quantile(iterable, p=0.5, sort=True, a=1, b=-1, c=0, d=1)
>>> from pattern.metrics import boxplot
>>> print boxplot([5, 37, 38, 220])

(5.0, 29.0, 37.5,  83.5, 220.0)
you, the cat, the fridge and the oven

Reference: Adorio E. (2008)


Statistical tests

Fisher's exact test

The fisher() function or Fisher's exact test can be used to test the contingency of a 2 x 2 classification. It returns probability p between 0.0-1.0, where p < 0.05 is significant and p < 0.01 is very significant.

Say that 96 pet owners were asked about their pet, and 29/46 men reported owning a dog and 30/50 women reported owning a cat. We have a 2 x 2 classification (cat or dog ↔ man or woman) that we assume to be evenly distributed, i.e., we assume that men and women are equally fond of cats and dogs. This is the null hypothesis. But Fisher's exact test yields p 0.027 < 0.05 so we need to reject the null hypothesis. There is a significant correlation between gender and pet ownership (women are more fond of cats).

fisher(a, b, c, d)
>>> from pattern.metrics import fisher
>>> print fisher(a=17, b=30, c=29, d=20)

  men women
cat owner 17 (a) 30 (b)
dog owner 29 (c) 20 (d)

Reference: Edelson, J. & Lester D. (1983). Personality and pet ownership: a preliminary study. Psychological Reports.

Chi-squared test

The chi2() function or Pearson's chi-squared test can be used to test the contingency of an n x m classification. It returns an (x2, p)-tuple, where probability p < 0.05 is significant and p < 0.01 is very significant. The observed matrix is a list of lists of int values (i.e., absolute frequencies). By default, the expected matrix is evenly distributed over all classes, and df is (n-1) * (m-1) degrees of freedom. 

Say that 255 pet owners aged 30, 40, 50 or 55+ were asked whether they owned a cat or a dog. We have an n x m classification (cat or dog ↔ 30, 40, 50, 55+) that we assume to be evenly distributed, i.e., we assume that pet preference is unrelated to age. This is the null hypothesis. The chi-squared test for the data below yields p 0.89 > 0.05, which confirms the null hypothesis.

chi2(observed=[], expected=None, df=None)
>>> from pattern.metrics import chi2
>>> print chi2(observed=[[15, 22, 27, 21], [37, 40, 52, 41]])

(0.63, 0.89)
  25–34 35–44 45–54 55+
cat owner 15 22 27 21
dog owner 37 40 52 41

Kolmogorov-Smirnov test

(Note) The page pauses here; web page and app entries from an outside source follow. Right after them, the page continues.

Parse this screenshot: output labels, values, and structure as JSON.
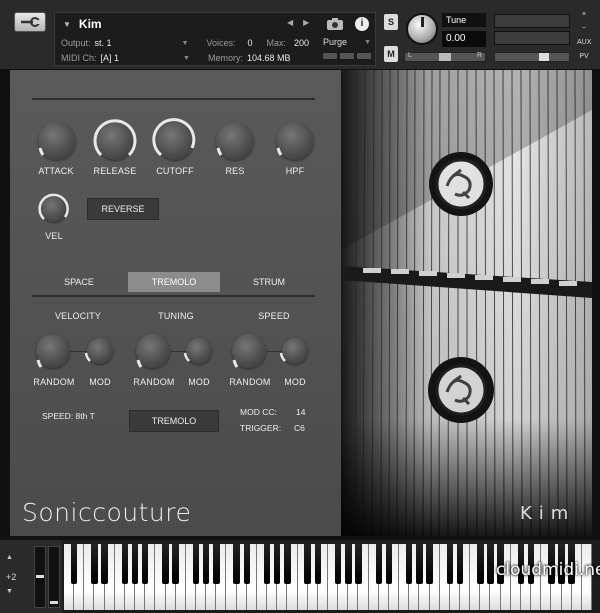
{
  "header": {
    "instrument_name": "Kim",
    "output_label": "Output:",
    "output_value": "st. 1",
    "midi_label": "MIDI Ch:",
    "midi_value": "[A]  1",
    "voices_label": "Voices:",
    "voices_value": "0",
    "max_label": "Max:",
    "max_value": "200",
    "memory_label": "Memory:",
    "memory_value": "104.68 MB",
    "purge_label": "Purge",
    "solo_label": "S",
    "mute_label": "M",
    "tune_label": "Tune",
    "tune_value": "0.00",
    "pan_l": "L",
    "pan_r": "R",
    "pan_center": "·|·",
    "side_x": "×",
    "side_minus": "−",
    "side_aux": "AUX",
    "side_pv": "PV"
  },
  "controls": {
    "attack": "ATTACK",
    "release": "RELEASE",
    "cutoff": "CUTOFF",
    "res": "RES",
    "hpf": "HPF",
    "vel": "VEL",
    "reverse": "REVERSE"
  },
  "tabs": [
    "SPACE",
    "TREMOLO",
    "STRUM"
  ],
  "tremolo": {
    "velocity": "VELOCITY",
    "tuning": "TUNING",
    "speed": "SPEED",
    "random": "RANDOM",
    "mod": "MOD",
    "speed_text": "SPEED: 8th T",
    "button": "TREMOLO",
    "mod_cc_label": "MOD CC:",
    "mod_cc_value": "14",
    "trigger_label": "TRIGGER:",
    "trigger_value": "C6"
  },
  "brand": "Soniccouture",
  "logo": "Kim",
  "keyboard": {
    "octave": "+2",
    "watermark": "cloudmidi.net"
  },
  "colors": {
    "panel": "#555555",
    "active_tab": "#8c8c8c",
    "knob_arc": "#e8e8e8"
  }
}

The ks2() function or two-sample Kolmogorov-Smirnov test can be used to test if two samples are drawn from the same distribution. It returns a (d, p)-tuple with maximum distance d and probability p (0.0-1.0). By default, the second sample a2 is NORMAL, i.e., a list with n values from gauss(mean(a1), stdev(a1)).

ks2(a1, a2=NORMAL, n=1000)
>>> from pattern.metrics import ks2
>>> ks2([70, 85, 85, 100, 100, 100, 115, 115, 130], n=10000)

(0.17, 0.94) 

The values in the given list appear to be normally distributed (bell-shape).


See also

  • Scipy (BSD): scientific computing for Python.